To main content

Princess Astrid celebrates her 80th birthday

A gala banquet honouring Princess Astrid, Mrs Ferner will be held at the Royal Palace on Sunday 12 February. Princess Astrid was Norway’s First Lady for many years and remains active through her patronages and her work with Crown Princess Märtha’s Memorial Fund.


Princess Astrid has focused particularly on caring for those who are weakest in society and on achieving greater inclusion for those who are not part of the mainstream. She enjoys sports and outdoor activities, and is a loyal follower of the ski competitions at Holmenkollen and other major sporting events.

Upbringing and schooling
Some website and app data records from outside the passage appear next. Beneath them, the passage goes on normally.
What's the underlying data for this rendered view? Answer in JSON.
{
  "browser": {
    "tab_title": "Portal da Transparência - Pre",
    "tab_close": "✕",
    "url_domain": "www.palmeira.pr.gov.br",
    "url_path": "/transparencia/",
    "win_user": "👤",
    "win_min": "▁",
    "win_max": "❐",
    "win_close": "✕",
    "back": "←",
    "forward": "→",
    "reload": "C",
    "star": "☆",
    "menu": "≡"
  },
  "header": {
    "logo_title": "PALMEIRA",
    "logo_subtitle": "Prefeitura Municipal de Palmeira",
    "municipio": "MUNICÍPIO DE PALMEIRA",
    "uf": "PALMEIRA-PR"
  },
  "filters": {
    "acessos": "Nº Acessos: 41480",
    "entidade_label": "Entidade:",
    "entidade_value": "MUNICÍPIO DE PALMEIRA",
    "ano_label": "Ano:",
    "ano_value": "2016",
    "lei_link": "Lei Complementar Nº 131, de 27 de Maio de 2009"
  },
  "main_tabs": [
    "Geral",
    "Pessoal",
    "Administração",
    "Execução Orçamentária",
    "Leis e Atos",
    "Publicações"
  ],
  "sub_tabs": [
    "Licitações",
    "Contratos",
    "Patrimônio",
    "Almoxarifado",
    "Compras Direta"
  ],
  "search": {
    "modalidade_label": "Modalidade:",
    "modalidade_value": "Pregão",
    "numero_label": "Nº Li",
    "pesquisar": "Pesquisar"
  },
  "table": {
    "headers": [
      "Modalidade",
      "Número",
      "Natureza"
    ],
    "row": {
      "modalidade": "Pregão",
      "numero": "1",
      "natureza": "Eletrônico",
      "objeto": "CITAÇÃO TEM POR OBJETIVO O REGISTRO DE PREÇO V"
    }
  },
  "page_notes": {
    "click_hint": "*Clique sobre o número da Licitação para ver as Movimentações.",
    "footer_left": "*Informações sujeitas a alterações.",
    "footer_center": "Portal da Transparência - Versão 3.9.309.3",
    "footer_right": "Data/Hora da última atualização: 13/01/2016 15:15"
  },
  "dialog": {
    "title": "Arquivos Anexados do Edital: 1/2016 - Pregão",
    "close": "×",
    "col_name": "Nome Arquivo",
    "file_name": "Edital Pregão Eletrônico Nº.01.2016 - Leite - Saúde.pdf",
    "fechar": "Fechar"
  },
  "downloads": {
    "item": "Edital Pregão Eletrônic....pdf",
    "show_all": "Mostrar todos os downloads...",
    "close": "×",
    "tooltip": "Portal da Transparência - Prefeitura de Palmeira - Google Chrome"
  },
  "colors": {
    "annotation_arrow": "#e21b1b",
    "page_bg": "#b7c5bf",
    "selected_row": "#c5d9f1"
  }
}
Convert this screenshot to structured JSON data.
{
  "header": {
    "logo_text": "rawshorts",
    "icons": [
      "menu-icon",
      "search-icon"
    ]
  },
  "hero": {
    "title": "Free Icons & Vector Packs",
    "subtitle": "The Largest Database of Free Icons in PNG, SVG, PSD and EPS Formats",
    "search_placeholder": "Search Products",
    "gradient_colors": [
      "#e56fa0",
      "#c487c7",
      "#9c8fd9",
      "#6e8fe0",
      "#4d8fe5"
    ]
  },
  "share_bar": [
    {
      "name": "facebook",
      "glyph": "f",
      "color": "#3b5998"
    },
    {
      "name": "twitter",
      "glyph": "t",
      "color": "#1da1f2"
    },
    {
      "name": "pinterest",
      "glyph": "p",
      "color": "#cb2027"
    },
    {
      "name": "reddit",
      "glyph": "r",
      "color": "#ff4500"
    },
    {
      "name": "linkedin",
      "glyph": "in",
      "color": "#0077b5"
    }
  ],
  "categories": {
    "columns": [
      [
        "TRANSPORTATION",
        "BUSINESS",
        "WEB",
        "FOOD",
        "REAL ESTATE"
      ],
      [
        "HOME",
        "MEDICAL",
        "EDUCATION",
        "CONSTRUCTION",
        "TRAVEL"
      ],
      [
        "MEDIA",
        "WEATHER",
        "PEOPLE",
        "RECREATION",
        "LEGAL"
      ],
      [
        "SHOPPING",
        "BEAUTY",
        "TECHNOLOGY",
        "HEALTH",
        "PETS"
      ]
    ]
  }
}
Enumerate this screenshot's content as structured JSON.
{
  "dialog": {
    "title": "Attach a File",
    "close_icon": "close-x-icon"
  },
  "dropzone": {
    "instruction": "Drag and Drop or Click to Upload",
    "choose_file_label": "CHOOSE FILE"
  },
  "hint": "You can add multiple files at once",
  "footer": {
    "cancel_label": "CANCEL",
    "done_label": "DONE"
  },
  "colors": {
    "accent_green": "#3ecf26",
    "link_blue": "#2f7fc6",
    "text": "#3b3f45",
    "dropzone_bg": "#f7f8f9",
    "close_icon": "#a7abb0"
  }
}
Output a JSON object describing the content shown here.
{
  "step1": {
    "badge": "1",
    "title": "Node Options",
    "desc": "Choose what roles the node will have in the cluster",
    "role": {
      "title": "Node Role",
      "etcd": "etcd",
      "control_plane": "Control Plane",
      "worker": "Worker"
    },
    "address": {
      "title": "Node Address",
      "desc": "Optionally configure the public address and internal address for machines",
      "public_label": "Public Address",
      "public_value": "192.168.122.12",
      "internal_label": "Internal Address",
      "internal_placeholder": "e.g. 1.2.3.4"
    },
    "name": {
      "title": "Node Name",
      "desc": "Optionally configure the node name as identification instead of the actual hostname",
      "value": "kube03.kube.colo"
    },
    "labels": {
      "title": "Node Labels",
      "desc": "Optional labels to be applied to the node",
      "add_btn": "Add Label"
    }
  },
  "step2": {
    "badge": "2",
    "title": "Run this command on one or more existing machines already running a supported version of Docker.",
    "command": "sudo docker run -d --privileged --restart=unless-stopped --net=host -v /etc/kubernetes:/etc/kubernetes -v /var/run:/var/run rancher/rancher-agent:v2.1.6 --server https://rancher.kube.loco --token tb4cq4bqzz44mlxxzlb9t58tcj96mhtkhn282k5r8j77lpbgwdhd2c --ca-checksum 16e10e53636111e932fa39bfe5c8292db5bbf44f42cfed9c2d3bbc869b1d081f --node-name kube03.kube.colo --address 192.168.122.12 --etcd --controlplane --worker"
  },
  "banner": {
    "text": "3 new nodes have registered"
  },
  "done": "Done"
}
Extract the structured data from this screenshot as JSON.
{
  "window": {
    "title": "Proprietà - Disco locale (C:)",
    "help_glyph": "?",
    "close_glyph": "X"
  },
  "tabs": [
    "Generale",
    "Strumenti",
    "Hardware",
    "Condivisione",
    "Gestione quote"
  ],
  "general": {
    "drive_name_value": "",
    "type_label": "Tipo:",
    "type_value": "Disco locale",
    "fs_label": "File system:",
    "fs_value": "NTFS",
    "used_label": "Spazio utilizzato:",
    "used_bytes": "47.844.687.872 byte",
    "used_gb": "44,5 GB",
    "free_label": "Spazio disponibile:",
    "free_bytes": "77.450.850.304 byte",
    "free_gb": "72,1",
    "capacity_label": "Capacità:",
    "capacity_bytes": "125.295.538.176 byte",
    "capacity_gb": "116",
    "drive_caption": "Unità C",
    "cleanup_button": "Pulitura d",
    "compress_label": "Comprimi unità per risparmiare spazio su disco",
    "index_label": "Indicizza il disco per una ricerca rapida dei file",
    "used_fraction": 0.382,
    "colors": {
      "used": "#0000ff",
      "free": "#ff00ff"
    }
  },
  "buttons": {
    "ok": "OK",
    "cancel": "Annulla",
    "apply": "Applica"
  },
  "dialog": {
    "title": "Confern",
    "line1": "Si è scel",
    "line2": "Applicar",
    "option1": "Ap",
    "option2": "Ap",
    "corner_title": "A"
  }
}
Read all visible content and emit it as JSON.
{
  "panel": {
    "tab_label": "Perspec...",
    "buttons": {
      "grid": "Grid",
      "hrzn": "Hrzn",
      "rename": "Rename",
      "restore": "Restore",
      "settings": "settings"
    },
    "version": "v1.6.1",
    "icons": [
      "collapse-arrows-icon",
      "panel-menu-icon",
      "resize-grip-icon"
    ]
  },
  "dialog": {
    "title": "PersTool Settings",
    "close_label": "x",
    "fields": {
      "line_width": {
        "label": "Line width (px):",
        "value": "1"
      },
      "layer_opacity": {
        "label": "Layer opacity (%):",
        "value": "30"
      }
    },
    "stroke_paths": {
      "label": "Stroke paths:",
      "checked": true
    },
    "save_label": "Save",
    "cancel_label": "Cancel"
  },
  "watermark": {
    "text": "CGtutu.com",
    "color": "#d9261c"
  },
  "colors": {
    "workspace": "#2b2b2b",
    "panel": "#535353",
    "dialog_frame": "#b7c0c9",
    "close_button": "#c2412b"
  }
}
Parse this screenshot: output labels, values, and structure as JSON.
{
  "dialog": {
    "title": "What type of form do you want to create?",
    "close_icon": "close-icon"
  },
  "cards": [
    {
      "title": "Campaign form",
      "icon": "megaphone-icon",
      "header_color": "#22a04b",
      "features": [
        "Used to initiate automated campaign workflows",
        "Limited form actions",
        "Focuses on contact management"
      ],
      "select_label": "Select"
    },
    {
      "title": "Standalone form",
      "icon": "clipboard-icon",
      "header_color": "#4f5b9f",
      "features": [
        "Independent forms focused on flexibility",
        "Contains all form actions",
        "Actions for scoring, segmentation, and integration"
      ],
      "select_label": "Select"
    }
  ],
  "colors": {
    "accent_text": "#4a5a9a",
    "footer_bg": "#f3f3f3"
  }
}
Princess Astrid was born on 12 February 1932. She was named Astrid Maud Ingeborg after her aunt, Queen Astrid of Belgium, and her two grandmothers, Queen Maud of Norway and Princess Ingeborg of Sweden. She grew up on Skaugum Estate in Asker and was schooled at home in her formative years.

When she returned to Norway following WWII and five years in exile, she enrolled in Nissen girls’ school. She completed upper secondary school in 1950 and then studied economics and political history for two years at Oxford University. Later she also learned dressmaking and cooking at schools in Norway. In addition, she pursued her interest in handicrafts and studied ceramics with the renowned artist Halvor Sandøs.

First Lady

Crown Princess Märtha died on 5 April 1954, and the 22-year-old Princess Astrid became the First Lady of Norway. She also assumed responsibility for Crown Princess Märtha’s Memorial Fund, a duty she has performed with great dedication through the years and which remains a key focus of her activities.

The years as the young First Lady were busy ones. The 1950s were a prosperous decade for the charity bazaar – a sure source of income for philanthropic organisations and an important social event for many. Princess Astrid attended a vast number of bazaars to raise money for women’s organisations and charitable causes.

Princess Astrid also attended major celebrations around the country, either accompanying the King and Crown Prince or alone as the representative of the Royal Family. During official state visits and other events she acted as hostess for banquets held at the Royal Palace and Skaugum Estate. After the death of King Haakon, Princess Astrid accompanied King Olav on his consecration tours, becoming well known throughout the length and breadth of Norway.

Many years later, in connection with her 50th birthday, Princess Astrid stated, “What I appreciate the most are probably the consecration tours with my father in 1958 and 1959. They were such an adventure for me. And I envy my father, who will make another consecration tour this autumn to mark his 25th year as King”.

There was great public interest in Princess Astrid’s activities, and articles in magazines and newspapers about her work, life and hobbies were commonplace.


While the Princess shouldered the tasks as First Lady, she also assumed her first patronage: Norske Kvinners Sanitetsforening, an organisation of women volunteers focusing on women’s health. Crown Princess Märtha had performed this duty for many years and Princess Astrid continues to carry on her legacy, nearly 60 years later.

The Princess has been an active patron of a number of organisations, and has demonstrated long-term commitment to and interest in them all. She has supported activities ranging from associations for the disabled to music, health and many different charities.

- “I have become acquainted with many competent, delightful people in this way, and I have gained a great deal of valuable knowledge,” said Princess Astrid on her 70th birthday, as she looked back on her life’s work in an interview in the magazine “Familien”.


On 12 January 1961, Princess Astrid married Johan Martin Ferner in Asker Church. The marriage led to a shift in Princess Astrid’s formal situation. She no longer used the prefix “Her Royal Highness” and assumed the title of Princess Astrid, Mrs Ferner.

Mr and Mrs Ferner had five children in close succession, and the demands of their private life grew. She reduced her representative duties, but she continued to perform duties as Norway’s First Lady – with special emphasis on tasks related to her patronages.

When Crown Prince Harald married in 1968, the situation changed. Crown Princess Sonja became Norway’s First Lady and took over many of the duties, although Princess Astrid continued to carry out official tasks on behalf of the Royal Family.

Honourable pension

On her 70th birthday in 2002, Princess Astrid received the following message:

“The Norwegian Government has decided to recognise Princess Astrid, Mrs Ferner for her efforts on behalf of Norway as the country’s First Lady for many years and subsequently in connection with extensive official tasks. She has therefore been granted an honourable pension from the national treasury.”

On her 80th birthday Princess Astrid remains an active, dynamic woman. She continues to perform official duties for the Royal Family.


To share this on Twitter or Facebook:

Share on Twitter Share on Facebook